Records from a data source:
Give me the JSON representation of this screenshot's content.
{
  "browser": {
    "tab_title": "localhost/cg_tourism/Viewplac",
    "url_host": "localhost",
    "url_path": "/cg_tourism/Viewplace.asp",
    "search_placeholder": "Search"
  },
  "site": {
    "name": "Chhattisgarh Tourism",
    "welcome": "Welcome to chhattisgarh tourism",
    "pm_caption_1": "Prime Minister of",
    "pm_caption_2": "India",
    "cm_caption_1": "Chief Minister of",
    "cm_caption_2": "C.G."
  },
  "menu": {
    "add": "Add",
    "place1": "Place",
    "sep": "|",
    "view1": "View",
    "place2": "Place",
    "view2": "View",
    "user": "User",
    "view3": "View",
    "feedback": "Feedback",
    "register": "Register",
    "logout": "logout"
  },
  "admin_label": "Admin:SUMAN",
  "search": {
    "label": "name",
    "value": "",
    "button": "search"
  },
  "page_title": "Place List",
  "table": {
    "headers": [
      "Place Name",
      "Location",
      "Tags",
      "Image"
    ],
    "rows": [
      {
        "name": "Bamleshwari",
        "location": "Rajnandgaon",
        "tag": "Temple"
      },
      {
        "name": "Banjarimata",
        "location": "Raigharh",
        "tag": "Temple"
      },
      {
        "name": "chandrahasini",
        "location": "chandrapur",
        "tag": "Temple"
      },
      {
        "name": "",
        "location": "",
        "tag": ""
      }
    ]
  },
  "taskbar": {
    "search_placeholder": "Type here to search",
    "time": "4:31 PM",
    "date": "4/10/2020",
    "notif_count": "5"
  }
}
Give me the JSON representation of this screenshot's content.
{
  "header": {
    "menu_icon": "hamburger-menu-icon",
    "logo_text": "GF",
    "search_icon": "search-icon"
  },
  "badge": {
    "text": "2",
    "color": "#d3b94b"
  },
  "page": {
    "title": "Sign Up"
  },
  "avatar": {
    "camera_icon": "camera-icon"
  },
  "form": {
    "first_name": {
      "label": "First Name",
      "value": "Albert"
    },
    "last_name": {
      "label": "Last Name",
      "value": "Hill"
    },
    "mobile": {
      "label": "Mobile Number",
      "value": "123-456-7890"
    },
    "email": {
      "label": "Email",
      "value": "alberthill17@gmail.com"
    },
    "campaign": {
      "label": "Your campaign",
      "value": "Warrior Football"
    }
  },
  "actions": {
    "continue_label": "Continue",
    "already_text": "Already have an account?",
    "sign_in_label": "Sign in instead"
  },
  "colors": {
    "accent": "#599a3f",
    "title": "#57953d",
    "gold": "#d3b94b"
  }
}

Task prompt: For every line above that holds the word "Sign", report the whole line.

Result of the task:
    "title": "Sign Up"
    "sign_in_label": "Sign in instead"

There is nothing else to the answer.